anada has won the men’s downhill title. … John Kucera won in 2009. … No other Canadian men have won the DH title, but four Canadian women have including Lucile Wheeler (’58), Gerry Sorensen (’82), Kate Pace (’93) and Melanie Turgeon (’03). … It is Guay’s third win at Garmisch having won a World Cup DH in 2007 and a super G in 2010. … It is his first win of the season.
It is the fourth World Championship medal for Didier Cuche who won gold in super G in 2009, silver in downhill in 2009, and third in GS in Are in 2007. … He has also finished fourth in three World title meet races, including the super G earlier this week. … He also won an Olympic silver medal at Nagano in 1998. … It is his sixth podium result of the season. … fifth in downhill.
It is the second career World Championship medal for Christof Innerhofer and second of these Championships having won gold in the SG. … It is his third podium of the season including the two championship results.
It is the third best of four World Championship results for Steven Nyman who has also placed ninth in combined (2007) and 12th in SG (2007). … It is his second best placing of the season bested only by an 11th in DH at Bormio Dec. 29. … It is the 14th time Bode Miller has been 15th or better in a World Championship race. … It is his fourth best of five World Championship DH results. … He won the gold medal at Bormio in 2005. … It is the second career World Championship result for Ben Thomsen and is one placing better than his SG finish of 19th. … It is the second career World Championship result for Travis Ganong. … It is the fourth career title meet result for Jan Hudec, the other three all top 10 finishes including a silver in DH at Are in 2007.
Austria 3 (two gold, 1 silver)
Italy 2 (1 gold, 1 bronze
Canada 1 (1 gold)
Slovenia 1 (1 silver)
Switzerland 1 (1 silver)
USA 1 (1silver)
Croatia 1 (1 bronze)
Germany 1 (1 bronze)
Sweden 1 (1 bronze)
|Rank||Bib||FIS Code||Name||Year||Nation||Total Time||FIS Points|
|5||17||421328||SVINDAL Aksel Lund||1982||NOR||1:59.83||15.95|
|34||43||20267||ESTEVE RIGAIL Kevin||1989||AND||2:04.58||69.30|

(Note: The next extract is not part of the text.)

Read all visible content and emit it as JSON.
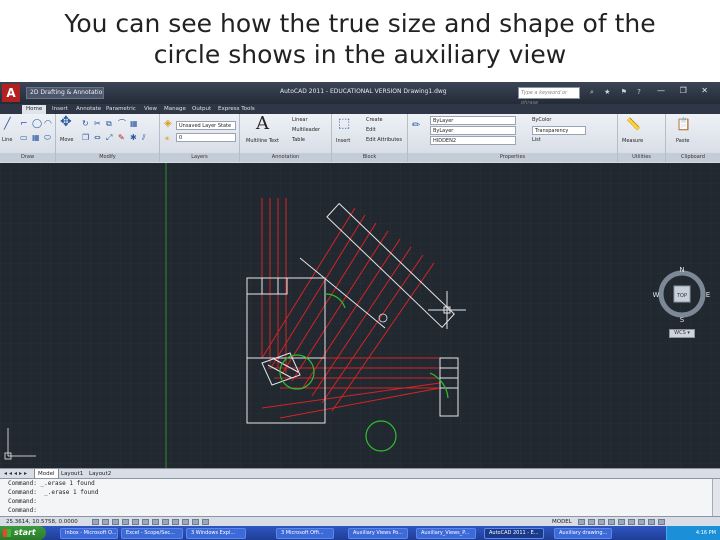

|35||36||421400||MYHRE Lars Elton||1984||NOR||2:04.93||73.23|
|37||42||491151||DE LA CUESTA Paul||1988||SPA||2:05.74||82.33|
|Did not finish 1st run|